    It is less clear that available studies so admirably permit the same method to estimate reliably the dose equivalence based on ED50. Table 2 identifies the ED50 for chlorpromazine as 150 mg/d, but most FGAs were studied using flexible dosing, and as a result there is only one small fixed dose study of oral chlorpromazine below 300 mg/d (authors’ web fig 1). Similarly limited data require that the ED50 for haloperidol be shown as a range (0.5–2.0 mg/d). Even so, the relative dose equivalences based on these ED50 estimates among chlorpromazine, haloperidol, risperidone, olanzapine, and ziprasidone are similar to those recently reported using a method based on the minimum dose effective compared with placebo.1


    View Abstract
    • Web-only Table

      The table is available as a downloadable PDF (printer friendly file).

      If you do not have Adobe Reader installed on your computer,
      you can download this free-of-charge, please Click here


      Files in this Data Supplement:

      • [View PDF] - Median effective dose (ED50) and near maximal effective dose (ED85 to ED95) for typical and atypical antipsychotic drugs


    • For correspondence: John Davis, Department of Psychiatry, The Psychiatric Institute, University of Illinois at Chicago, Chicago, IL, USA;

    • Sources of funding: supported by the NIMH Intervention Research Centre Grant and Stanely Medical Research Institute, Stanley Scholars Program.

    Request permissions
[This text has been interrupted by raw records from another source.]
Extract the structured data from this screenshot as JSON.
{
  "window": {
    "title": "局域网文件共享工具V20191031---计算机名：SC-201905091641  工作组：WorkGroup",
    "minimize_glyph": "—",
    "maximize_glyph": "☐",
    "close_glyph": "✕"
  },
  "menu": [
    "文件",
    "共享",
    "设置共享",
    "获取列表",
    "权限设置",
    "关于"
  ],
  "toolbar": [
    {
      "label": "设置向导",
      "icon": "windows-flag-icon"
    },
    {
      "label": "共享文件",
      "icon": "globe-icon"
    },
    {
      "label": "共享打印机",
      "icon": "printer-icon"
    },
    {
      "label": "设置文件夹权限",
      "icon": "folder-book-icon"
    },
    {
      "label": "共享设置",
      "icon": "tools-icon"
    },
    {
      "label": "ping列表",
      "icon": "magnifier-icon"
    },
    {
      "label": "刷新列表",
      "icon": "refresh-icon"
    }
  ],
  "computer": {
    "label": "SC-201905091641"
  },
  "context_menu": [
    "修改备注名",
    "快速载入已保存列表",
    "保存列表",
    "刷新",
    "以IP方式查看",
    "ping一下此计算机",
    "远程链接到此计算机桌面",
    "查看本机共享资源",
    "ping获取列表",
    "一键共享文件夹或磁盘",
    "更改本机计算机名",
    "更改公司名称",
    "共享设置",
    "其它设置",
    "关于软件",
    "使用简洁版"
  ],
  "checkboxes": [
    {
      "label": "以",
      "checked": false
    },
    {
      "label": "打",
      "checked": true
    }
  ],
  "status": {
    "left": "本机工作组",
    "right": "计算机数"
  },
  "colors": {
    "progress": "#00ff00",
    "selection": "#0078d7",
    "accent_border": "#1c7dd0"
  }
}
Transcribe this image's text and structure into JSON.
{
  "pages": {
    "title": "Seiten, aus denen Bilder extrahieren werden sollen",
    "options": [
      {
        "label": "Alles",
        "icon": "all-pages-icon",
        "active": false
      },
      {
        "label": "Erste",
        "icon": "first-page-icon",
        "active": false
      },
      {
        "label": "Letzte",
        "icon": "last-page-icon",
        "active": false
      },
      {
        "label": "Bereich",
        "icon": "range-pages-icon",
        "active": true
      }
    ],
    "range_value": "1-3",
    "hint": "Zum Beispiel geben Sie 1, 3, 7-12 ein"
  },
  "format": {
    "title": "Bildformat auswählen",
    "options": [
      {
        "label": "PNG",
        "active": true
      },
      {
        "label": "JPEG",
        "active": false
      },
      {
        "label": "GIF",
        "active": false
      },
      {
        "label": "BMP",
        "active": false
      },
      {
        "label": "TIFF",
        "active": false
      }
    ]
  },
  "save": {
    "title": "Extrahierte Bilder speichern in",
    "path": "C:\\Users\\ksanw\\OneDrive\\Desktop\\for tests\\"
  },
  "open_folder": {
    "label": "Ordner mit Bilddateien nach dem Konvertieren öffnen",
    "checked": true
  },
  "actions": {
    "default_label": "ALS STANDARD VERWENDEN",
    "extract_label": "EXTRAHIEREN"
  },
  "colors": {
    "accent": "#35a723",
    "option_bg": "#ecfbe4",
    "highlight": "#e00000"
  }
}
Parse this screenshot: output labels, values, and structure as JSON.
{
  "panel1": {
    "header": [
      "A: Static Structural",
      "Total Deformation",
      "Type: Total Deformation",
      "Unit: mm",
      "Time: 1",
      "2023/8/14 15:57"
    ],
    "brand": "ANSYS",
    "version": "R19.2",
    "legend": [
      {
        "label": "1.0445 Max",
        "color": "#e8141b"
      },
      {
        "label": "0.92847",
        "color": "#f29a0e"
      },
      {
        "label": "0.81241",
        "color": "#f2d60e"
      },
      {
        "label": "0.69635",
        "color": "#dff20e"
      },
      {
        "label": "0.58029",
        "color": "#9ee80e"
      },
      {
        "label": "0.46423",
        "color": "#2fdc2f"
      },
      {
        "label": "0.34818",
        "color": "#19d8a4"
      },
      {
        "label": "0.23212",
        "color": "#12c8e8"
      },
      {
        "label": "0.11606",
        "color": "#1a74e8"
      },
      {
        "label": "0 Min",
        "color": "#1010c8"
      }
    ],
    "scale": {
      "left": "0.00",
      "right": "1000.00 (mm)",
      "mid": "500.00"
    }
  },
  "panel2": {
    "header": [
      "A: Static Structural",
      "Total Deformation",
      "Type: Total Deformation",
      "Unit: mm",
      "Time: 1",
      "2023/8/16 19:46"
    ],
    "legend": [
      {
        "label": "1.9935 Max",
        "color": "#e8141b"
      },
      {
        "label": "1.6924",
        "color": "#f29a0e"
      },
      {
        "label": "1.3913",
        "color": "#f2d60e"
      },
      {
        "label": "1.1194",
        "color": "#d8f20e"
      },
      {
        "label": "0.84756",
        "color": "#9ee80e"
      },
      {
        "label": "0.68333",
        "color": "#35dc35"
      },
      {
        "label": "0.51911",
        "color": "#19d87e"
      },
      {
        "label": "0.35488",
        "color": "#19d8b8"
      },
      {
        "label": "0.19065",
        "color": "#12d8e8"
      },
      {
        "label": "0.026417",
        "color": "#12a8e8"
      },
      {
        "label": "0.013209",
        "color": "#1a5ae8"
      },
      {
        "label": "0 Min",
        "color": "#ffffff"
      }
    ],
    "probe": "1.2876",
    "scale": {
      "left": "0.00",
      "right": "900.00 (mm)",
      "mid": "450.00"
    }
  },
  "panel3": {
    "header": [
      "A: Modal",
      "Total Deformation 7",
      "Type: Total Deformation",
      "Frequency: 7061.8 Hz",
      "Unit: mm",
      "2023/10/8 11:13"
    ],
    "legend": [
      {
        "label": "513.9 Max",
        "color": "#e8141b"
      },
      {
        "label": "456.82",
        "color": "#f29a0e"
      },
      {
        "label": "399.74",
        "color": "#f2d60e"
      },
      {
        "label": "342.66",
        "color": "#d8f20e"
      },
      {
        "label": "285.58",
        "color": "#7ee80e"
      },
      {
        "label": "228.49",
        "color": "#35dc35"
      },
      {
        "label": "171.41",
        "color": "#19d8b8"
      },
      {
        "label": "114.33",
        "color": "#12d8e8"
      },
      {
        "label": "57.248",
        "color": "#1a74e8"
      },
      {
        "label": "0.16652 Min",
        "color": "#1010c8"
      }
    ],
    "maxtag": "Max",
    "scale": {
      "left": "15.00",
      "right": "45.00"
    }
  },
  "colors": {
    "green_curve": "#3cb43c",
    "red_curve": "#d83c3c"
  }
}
    If you wish to reuse any or all of this article please use the link below which will take you to the Copyright Clearance Center’s RightsLink service. You will be able to get a quick price and instant permission to reuse the content in many different ways.